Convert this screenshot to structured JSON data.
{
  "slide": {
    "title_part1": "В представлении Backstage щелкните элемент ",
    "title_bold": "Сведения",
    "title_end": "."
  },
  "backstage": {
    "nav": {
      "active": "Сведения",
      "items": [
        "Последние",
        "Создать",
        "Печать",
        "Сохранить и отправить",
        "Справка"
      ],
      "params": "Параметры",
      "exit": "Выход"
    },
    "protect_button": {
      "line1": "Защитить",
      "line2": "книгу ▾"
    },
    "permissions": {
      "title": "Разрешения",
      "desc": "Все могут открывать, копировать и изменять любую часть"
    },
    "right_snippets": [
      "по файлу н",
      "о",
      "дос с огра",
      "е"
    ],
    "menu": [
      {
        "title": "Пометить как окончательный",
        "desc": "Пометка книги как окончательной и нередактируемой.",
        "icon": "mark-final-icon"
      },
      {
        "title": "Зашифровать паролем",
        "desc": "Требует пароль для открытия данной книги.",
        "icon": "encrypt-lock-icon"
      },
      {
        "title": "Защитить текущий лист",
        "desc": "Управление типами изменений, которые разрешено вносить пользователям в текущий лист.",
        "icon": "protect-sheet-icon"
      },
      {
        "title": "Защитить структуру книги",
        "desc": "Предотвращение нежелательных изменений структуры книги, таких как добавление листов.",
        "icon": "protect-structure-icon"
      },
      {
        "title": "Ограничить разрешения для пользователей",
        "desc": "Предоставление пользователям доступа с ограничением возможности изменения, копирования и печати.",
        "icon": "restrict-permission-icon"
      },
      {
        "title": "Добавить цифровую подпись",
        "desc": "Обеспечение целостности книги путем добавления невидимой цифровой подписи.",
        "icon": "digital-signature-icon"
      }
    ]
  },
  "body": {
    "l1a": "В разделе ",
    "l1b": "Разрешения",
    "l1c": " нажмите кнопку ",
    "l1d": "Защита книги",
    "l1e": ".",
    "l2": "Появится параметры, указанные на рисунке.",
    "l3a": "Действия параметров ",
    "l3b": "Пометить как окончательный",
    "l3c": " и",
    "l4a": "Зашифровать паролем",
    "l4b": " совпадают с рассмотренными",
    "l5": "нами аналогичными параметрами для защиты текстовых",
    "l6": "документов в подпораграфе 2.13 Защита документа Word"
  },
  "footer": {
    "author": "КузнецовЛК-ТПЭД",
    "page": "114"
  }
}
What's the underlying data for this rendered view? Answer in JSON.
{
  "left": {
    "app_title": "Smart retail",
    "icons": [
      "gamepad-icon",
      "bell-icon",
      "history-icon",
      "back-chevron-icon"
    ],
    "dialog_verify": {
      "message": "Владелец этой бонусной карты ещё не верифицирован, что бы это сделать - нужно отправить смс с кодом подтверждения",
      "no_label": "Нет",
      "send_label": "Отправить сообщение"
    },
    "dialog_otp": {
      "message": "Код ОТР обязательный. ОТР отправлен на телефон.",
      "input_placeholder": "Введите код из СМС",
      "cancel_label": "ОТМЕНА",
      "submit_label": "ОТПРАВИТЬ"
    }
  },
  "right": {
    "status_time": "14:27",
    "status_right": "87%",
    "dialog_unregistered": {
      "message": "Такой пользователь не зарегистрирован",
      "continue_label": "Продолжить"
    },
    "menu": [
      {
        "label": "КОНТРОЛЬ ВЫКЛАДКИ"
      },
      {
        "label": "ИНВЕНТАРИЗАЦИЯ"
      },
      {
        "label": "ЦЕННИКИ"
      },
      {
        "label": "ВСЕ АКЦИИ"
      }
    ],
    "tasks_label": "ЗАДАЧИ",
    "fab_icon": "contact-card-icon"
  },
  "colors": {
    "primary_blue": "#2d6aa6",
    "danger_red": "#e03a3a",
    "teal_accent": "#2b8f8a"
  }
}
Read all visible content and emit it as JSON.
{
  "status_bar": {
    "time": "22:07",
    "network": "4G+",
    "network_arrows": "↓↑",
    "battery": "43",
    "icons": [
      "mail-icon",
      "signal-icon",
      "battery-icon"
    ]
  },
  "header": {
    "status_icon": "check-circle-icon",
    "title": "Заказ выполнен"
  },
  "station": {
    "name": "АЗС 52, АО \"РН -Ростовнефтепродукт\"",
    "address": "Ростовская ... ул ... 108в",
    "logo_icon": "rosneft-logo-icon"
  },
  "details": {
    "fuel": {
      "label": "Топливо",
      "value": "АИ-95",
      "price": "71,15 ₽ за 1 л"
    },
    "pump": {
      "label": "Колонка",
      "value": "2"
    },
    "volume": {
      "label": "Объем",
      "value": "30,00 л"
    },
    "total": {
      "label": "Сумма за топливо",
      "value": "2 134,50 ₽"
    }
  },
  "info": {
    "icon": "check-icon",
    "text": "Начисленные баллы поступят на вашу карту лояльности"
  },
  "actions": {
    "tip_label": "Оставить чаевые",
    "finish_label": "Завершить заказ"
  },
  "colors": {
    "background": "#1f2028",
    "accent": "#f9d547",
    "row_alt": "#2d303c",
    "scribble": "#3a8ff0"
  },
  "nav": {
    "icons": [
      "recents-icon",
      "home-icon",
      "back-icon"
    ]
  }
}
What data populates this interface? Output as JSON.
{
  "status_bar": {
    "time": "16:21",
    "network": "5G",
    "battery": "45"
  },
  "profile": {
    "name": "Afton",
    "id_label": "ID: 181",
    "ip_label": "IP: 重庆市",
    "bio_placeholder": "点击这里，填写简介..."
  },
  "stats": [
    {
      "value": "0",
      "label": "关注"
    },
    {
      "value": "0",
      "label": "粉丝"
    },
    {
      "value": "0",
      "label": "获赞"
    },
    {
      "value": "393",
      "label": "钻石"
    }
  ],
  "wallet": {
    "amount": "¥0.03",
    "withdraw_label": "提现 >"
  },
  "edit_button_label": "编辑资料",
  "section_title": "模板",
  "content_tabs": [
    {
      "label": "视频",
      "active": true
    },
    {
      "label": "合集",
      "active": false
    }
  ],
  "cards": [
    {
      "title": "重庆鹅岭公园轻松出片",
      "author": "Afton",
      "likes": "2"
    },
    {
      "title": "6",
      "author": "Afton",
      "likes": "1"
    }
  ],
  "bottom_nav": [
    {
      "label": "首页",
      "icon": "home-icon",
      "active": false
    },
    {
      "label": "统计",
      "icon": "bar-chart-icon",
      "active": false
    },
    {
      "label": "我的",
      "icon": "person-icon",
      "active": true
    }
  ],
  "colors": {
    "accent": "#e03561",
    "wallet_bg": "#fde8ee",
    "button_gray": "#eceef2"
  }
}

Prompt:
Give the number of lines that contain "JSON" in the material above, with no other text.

Answer space:
4